▶ Work instruction: Once you have read the records, output them exactly.

[Page and application data records]
:::::

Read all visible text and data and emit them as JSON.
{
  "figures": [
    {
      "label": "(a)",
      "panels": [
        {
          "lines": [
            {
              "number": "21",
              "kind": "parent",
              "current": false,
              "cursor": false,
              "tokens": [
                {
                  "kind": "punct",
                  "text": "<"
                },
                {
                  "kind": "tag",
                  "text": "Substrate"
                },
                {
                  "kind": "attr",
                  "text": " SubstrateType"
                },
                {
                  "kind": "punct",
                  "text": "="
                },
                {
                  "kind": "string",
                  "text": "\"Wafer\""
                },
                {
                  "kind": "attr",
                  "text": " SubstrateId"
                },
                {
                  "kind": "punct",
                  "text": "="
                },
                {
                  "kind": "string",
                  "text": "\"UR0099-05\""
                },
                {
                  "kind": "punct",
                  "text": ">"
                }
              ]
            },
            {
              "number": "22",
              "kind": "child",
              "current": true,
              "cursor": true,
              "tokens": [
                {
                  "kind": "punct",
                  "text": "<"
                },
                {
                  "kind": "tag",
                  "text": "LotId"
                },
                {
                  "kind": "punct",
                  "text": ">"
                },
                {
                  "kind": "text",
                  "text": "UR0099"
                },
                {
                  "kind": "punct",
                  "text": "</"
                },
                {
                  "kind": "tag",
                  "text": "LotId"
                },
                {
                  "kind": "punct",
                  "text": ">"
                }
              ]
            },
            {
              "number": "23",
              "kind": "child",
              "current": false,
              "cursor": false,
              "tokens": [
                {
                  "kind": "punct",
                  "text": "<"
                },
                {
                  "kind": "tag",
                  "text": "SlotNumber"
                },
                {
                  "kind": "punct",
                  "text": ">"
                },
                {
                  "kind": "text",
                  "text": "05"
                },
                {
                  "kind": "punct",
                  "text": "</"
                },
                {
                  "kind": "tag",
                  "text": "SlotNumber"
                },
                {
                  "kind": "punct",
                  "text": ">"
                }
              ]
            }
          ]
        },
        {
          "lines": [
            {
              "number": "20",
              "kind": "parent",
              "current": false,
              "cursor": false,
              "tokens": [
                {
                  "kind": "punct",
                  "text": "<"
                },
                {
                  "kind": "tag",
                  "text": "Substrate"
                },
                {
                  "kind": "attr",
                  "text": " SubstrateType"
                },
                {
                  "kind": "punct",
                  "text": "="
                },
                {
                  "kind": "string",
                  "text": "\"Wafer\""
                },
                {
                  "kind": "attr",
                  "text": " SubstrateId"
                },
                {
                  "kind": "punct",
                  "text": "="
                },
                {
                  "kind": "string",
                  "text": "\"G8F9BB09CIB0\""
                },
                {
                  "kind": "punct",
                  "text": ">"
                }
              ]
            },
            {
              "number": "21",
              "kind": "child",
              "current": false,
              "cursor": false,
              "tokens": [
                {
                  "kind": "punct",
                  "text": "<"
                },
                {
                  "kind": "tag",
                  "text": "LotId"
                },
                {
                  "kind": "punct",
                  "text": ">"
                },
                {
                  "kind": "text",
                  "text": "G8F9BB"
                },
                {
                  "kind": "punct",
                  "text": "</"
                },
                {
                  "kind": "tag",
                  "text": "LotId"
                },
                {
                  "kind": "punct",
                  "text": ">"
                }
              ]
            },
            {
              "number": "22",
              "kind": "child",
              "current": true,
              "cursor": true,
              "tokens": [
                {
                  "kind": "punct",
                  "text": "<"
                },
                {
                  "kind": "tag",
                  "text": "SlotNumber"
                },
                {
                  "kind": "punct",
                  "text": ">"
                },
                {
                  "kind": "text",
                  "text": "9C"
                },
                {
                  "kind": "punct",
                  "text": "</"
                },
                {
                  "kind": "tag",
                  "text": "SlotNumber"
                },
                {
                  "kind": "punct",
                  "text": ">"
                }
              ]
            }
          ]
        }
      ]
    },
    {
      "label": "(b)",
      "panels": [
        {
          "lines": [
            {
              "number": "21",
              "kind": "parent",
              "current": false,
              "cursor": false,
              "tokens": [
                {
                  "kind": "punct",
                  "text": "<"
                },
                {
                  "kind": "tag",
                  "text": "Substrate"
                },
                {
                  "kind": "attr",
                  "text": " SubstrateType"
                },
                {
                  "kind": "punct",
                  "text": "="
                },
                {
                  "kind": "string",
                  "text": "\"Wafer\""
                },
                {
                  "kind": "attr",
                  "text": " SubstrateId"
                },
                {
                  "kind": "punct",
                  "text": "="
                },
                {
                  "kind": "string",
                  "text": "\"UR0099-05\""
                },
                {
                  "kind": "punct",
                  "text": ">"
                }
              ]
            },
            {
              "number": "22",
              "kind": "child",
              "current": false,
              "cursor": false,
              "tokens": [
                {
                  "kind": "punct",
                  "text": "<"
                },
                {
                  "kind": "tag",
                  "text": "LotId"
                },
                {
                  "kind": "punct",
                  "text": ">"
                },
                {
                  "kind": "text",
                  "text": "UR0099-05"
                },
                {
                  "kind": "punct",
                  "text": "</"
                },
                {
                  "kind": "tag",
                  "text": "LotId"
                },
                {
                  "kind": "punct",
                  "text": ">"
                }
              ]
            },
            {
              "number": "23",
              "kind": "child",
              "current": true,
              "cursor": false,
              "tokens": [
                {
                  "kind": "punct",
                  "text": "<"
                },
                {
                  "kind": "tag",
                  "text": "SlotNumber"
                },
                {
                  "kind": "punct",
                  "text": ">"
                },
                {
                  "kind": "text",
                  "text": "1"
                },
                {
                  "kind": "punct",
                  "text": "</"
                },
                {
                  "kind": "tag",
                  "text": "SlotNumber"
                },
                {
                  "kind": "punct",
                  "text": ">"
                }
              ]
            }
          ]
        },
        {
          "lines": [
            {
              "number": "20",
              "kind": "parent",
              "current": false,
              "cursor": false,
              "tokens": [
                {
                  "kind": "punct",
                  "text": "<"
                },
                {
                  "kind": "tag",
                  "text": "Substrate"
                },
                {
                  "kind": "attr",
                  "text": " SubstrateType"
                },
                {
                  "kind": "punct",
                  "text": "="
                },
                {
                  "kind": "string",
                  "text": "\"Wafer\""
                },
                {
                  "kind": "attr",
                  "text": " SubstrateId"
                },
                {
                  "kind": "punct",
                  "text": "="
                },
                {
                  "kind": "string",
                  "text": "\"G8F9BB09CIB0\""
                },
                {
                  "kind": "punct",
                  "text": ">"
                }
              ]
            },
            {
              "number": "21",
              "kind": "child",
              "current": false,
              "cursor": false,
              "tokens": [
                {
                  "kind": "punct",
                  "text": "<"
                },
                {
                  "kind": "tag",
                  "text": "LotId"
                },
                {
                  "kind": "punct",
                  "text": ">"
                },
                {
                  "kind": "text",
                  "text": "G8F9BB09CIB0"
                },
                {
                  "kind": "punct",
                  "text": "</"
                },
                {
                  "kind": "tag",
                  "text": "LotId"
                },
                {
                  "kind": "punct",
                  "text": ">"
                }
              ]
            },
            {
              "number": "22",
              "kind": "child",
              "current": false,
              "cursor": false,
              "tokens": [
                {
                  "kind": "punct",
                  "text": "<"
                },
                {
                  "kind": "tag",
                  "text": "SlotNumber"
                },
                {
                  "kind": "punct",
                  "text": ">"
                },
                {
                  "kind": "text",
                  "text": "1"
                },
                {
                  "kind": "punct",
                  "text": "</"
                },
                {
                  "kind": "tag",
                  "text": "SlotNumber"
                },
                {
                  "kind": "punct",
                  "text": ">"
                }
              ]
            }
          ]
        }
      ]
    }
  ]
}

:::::

▶ Solution for this exercise:
Read all visible text and data and emit them as JSON.
{
  "figures": [
    {
      "label": "(a)",
      "panels": [
        {
          "lines": [
            {
              "number": "21",
              "kind": "parent",
              "current": false,
              "cursor": false,
              "tokens": [
                {
                  "kind": "punct",
                  "text": "<"
                },
                {
                  "kind": "tag",
                  "text": "Substrate"
                },
                {
                  "kind": "attr",
                  "text": " SubstrateType"
                },
                {
                  "kind": "punct",
                  "text": "="
                },
                {
                  "kind": "string",
                  "text": "\"Wafer\""
                },
                {
                  "kind": "attr",
                  "text": " SubstrateId"
                },
                {
                  "kind": "punct",
                  "text": "="
                },
                {
                  "kind": "string",
                  "text": "\"UR0099-05\""
                },
                {
                  "kind": "punct",
                  "text": ">"
                }
              ]
            },
            {
              "number": "22",
              "kind": "child",
              "current": true,
              "cursor": true,
              "tokens": [
                {
                  "kind": "punct",
                  "text": "<"
                },
                {
                  "kind": "tag",
                  "text": "LotId"
                },
                {
                  "kind": "punct",
                  "text": ">"
                },
                {
                  "kind": "text",
                  "text": "UR0099"
                },
                {
                  "kind": "punct",
                  "text": "</"
                },
                {
                  "kind": "tag",
                  "text": "LotId"
                },
                {
                  "kind": "punct",
                  "text": ">"
                }
              ]
            },
            {
              "number": "23",
              "kind": "child",
              "current": false,
              "cursor": false,
              "tokens": [
                {
                  "kind": "punct",
                  "text": "<"
                },
                {
                  "kind": "tag",
                  "text": "SlotNumber"
                },
                {
                  "kind": "punct",
                  "text": ">"
                },
                {
                  "kind": "text",
                  "text": "05"
                },
                {
                  "kind": "punct",
                  "text": "</"
                },
                {
                  "kind": "tag",
                  "text": "SlotNumber"
                },
                {
                  "kind": "punct",
                  "text": ">"
                }
              ]
            }
          ]
        },
        {
          "lines": [
            {
              "number": "20",
              "kind": "parent",
              "current": false,
              "cursor": false,
              "tokens": [
                {
                  "kind": "punct",
                  "text": "<"
                },
                {
                  "kind": "tag",
                  "text": "Substrate"
                },
                {
                  "kind": "attr",
                  "text": " SubstrateType"
                },
                {
                  "kind": "punct",
                  "text": "="
                },
                {
                  "kind": "string",
                  "text": "\"Wafer\""
                },
                {
                  "kind": "attr",
                  "text": " SubstrateId"
                },
                {
                  "kind": "punct",
                  "text": "="
                },
                {
                  "kind": "string",
                  "text": "\"G8F9BB09CIB0\""
                },
                {
                  "kind": "punct",
                  "text": ">"
                }
              ]
            },
            {
              "number": "21",
              "kind": "child",
              "current": false,
              "cursor": false,
              "tokens": [
                {
                  "kind": "punct",
                  "text": "<"
                },
                {
                  "kind": "tag",
                  "text": "LotId"
                },
                {
                  "kind": "punct",
                  "text": ">"
                },
                {
                  "kind": "text",
                  "text": "G8F9BB"
                },
                {
                  "kind": "punct",
                  "text": "</"
                },
                {
                  "kind": "tag",
                  "text": "LotId"
                },
                {
                  "kind": "punct",
                  "text": ">"
                }
              ]
            },
            {
              "number": "22",
              "kind": "child",
              "current": true,
              "cursor": true,
              "tokens": [
                {
                  "kind": "punct",
                  "text": "<"
                },
                {
                  "kind": "tag",
                  "text": "SlotNumber"
                },
                {
                  "kind": "punct",
                  "text": ">"
                },
                {
                  "kind": "text",
                  "text": "9C"
                },
                {
                  "kind": "punct",
                  "text": "</"
                },
                {
                  "kind": "tag",
                  "text": "SlotNumber"
                },
                {
                  "kind": "punct",
                  "text": ">"
                }
              ]
            }
          ]
        }
      ]
    },
    {
      "label": "(b)",
      "panels": [
        {
          "lines": [
            {
              "number": "21",
              "kind": "parent",
              "current": false,
              "cursor": false,
              "tokens": [
                {
                  "kind": "punct",
                  "text": "<"
                },
                {
                  "kind": "tag",
                  "text": "Substrate"
                },
                {
                  "kind": "attr",
                  "text": " SubstrateType"
                },
                {
                  "kind": "punct",
                  "text": "="
                },
                {
                  "kind": "string",
                  "text": "\"Wafer\""
                },
                {
                  "kind": "attr",
                  "text": " SubstrateId"
                },
                {
                  "kind": "punct",
                  "text": "="
                },
                {
                  "kind": "string",
                  "text": "\"UR0099-05\""
                },
                {
                  "kind": "punct",
                  "text": ">"
                }
              ]
            },
            {
              "number": "22",
              "kind": "child",
              "current": false,
              "cursor": false,
              "tokens": [
                {
                  "kind": "punct",
                  "text": "<"
                },
                {
                  "kind": "tag",
                  "text": "LotId"
                },
                {
                  "kind": "punct",
                  "text": ">"
                },
                {
                  "kind": "text",
                  "text": "UR0099-05"
                },
                {
                  "kind": "punct",
                  "text": "</"
                },
                {
                  "kind": "tag",
                  "text": "LotId"
                },
                {
                  "kind": "punct",
                  "text": ">"
                }
              ]
            },
            {
              "number": "23",
              "kind": "child",
              "current": true,
              "cursor": false,
              "tokens": [
                {
                  "kind": "punct",
                  "text": "<"
                },
                {
                  "kind": "tag",
                  "text": "SlotNumber"
                },
                {
                  "kind": "punct",
                  "text": ">"
                },
                {
                  "kind": "text",
                  "text": "1"
                },
                {
                  "kind": "punct",
                  "text": "</"
                },
                {
                  "kind": "tag",
                  "text": "SlotNumber"
                },
                {
                  "kind": "punct",
                  "text": ">"
                }
              ]
            }
          ]
        },
        {
          "lines": [
            {
              "number": "20",
              "kind": "parent",
              "current": false,
              "cursor": false,
              "tokens": [
                {
                  "kind": "punct",
                  "text": "<"
                },
                {
                  "kind": "tag",
                  "text": "Substrate"
                },
                {
                  "kind": "attr",
                  "text": " SubstrateType"
                },
                {
                  "kind": "punct",
                  "text": "="
                },
                {
                  "kind": "string",
                  "text": "\"Wafer\""
                },
                {
                  "kind": "attr",
                  "text": " SubstrateId"
                },
                {
                  "kind": "punct",
                  "text": "="
                },
                {
                  "kind": "string",
                  "text": "\"G8F9BB09CIB0\""
                },
                {
                  "kind": "punct",
                  "text": ">"
                }
              ]
            },
            {
              "number": "21",
              "kind": "child",
              "current": false,
              "cursor": false,
              "tokens": [
                {
                  "kind": "punct",
                  "text": "<"
                },
                {
                  "kind": "tag",
                  "text": "LotId"
                },
                {
                  "kind": "punct",
                  "text": ">"
                },
                {
                  "kind": "text",
                  "text": "G8F9BB09CIB0"
                },
                {
                  "kind": "punct",
                  "text": "</"
                },
                {
                  "kind": "tag",
                  "text": "LotId"
                },
                {
                  "kind": "punct",
                  "text": ">"
                }
              ]
            },
            {
              "number": "22",
              "kind": "child",
              "current": false,
              "cursor": false,
              "tokens": [
                {
                  "kind": "punct",
                  "text": "<"
                },
                {
                  "kind": "tag",
                  "text": "SlotNumber"
                },
                {
                  "kind": "punct",
                  "text": ">"
                },
                {
                  "kind": "text",
                  "text": "1"
                },
                {
                  "kind": "punct",
                  "text": "</"
                },
                {
                  "kind": "tag",
                  "text": "SlotNumber"
                },
                {
                  "kind": "punct",
                  "text": ">"
                }
              ]
            }
          ]
        }
      ]
    }
  ]
}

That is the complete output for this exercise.